In about 1950 Hermann Klaue designed a mould-breaking, small-wheeled, bicycle with a single main frame tube. This frame was manufactured as a single aluminium casting. The particular metal used was 'Silumin', a lightweight, high strength alloy of alumnium and silicon. Hermann Klaue manufactured these bicycles in Ɯberlingen on the picturesque shores of the Bodensee. These bikes are much prized by bearded German bicycle collectors of a certain age. Hermann Klaue's bicycle business was, how shall we say it, rather moderately financially successful and in about 1957 he sold it to the giant Hercules (of Germany) concern (part of the Fichtel & Sachs empire). They tidied up the design and relaunched it as the Hercules 2000, which enjoyed rather more bountiful sales.

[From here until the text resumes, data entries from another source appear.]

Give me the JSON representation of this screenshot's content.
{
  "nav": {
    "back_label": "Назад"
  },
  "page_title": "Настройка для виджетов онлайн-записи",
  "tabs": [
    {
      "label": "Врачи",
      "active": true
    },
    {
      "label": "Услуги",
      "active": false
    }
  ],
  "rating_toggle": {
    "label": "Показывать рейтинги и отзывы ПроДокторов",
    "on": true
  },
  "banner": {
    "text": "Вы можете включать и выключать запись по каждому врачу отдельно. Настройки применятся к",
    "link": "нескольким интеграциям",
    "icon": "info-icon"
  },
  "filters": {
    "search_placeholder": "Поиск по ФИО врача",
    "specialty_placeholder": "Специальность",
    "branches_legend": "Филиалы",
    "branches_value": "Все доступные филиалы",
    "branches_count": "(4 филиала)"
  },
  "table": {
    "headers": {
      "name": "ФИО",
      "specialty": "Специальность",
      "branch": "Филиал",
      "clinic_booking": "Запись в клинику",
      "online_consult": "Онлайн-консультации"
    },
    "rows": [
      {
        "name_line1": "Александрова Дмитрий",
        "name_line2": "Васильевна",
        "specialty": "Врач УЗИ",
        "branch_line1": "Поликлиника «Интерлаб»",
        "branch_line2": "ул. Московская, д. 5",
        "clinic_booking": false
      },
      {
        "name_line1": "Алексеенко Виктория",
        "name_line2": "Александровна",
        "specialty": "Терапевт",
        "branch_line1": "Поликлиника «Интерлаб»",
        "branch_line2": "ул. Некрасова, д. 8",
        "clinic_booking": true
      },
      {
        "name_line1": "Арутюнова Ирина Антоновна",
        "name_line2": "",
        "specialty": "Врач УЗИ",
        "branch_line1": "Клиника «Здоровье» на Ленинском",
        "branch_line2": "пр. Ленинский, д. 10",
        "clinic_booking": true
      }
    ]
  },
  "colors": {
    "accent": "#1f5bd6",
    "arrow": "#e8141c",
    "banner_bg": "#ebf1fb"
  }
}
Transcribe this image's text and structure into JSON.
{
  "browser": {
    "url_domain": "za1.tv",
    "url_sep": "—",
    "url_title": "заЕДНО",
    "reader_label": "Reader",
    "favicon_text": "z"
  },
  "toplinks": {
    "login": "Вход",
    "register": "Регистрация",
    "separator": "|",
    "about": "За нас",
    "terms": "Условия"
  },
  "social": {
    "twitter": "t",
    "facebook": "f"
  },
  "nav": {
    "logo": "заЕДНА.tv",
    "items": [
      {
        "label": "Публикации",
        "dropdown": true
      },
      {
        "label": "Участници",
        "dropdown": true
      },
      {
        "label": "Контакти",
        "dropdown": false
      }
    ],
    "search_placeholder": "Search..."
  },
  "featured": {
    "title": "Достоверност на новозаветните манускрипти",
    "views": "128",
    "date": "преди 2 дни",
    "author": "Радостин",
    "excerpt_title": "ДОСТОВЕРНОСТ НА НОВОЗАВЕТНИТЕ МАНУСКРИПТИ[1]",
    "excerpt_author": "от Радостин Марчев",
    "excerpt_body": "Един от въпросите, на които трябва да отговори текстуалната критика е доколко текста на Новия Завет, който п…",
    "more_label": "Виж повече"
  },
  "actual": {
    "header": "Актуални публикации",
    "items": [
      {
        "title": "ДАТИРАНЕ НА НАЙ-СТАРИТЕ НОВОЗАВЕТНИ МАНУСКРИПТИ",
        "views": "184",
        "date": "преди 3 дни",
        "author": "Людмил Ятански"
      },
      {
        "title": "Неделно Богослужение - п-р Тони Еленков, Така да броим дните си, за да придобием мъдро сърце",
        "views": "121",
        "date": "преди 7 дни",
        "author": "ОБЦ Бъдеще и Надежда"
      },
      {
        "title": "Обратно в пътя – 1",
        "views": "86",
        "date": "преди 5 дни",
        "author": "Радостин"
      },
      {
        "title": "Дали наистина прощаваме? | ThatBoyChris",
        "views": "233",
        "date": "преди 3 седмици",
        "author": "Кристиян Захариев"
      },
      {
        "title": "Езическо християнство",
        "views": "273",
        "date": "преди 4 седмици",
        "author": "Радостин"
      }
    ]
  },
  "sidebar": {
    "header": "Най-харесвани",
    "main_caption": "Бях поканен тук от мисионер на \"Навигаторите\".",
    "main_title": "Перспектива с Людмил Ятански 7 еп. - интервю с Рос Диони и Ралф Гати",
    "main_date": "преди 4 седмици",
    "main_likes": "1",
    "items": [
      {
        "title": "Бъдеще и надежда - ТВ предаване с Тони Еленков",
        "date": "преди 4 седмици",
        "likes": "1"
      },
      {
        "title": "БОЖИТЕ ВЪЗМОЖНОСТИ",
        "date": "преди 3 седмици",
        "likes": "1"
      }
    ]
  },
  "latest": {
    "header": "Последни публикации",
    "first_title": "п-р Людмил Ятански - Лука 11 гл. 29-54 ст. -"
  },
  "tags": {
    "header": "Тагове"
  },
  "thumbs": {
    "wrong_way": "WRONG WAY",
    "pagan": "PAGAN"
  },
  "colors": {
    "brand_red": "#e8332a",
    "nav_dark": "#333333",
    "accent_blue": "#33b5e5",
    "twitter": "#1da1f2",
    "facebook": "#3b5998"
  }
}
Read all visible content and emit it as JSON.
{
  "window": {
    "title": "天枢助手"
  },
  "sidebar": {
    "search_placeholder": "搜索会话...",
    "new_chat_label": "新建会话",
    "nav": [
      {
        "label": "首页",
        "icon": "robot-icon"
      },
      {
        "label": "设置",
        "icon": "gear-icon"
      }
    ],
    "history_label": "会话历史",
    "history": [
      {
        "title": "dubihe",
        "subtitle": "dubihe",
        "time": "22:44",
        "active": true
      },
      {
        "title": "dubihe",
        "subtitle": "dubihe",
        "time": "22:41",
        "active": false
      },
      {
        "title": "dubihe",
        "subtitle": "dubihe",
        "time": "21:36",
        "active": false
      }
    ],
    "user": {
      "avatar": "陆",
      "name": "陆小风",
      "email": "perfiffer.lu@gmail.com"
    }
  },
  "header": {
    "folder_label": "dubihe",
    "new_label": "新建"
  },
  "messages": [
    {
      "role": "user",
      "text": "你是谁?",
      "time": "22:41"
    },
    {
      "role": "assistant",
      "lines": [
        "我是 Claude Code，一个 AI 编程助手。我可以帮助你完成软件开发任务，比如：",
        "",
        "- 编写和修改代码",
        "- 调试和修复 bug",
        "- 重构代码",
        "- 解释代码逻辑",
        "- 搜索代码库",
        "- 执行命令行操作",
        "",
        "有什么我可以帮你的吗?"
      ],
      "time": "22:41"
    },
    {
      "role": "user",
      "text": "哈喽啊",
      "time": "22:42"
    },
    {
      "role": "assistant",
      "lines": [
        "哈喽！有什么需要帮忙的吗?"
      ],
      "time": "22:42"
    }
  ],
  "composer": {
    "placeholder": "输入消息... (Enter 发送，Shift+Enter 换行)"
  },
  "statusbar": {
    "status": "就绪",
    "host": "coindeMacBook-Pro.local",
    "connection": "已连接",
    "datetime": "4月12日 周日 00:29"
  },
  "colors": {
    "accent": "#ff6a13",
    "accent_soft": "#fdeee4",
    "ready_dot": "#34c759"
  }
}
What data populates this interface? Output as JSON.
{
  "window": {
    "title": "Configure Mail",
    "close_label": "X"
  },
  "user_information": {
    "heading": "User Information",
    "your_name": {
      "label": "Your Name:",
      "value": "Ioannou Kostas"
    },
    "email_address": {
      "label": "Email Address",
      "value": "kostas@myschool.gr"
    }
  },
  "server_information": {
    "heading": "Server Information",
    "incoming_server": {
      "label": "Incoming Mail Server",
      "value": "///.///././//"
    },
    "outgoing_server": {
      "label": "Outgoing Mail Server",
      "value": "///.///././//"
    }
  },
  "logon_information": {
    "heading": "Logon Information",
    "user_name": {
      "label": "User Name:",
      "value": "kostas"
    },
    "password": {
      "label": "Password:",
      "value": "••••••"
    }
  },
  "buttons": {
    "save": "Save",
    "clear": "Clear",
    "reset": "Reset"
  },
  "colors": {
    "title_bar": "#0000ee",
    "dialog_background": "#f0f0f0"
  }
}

In 1962 Alex Moulton, of course, also launched a a mould-breaking, small-wheeled, bicycle with a single main frame tube. His particular innovation was to add an element of suspension. Alex Moulton, of course, established his factory in picturesque Bradford-on-Avon. Original Moulton bicycles are also, of course, much prized by bearded British bicycle collectors of a certain age. Alex Moulton's bicycle business was, of course, rather moderately financially successful and in about 1967 he sold it to the giant Raleigh concern...

Hermann Klaue appears on this web site because, in 1950, he patented a rear derailleur system specially designed for his beautiful bicycle. The single main frame tube gave an almost pefectly straight cable run, with the cable concealed within the frame in a funkily modern way. I don't know if this derailleur system ever made it into production - I have certainly never seen one.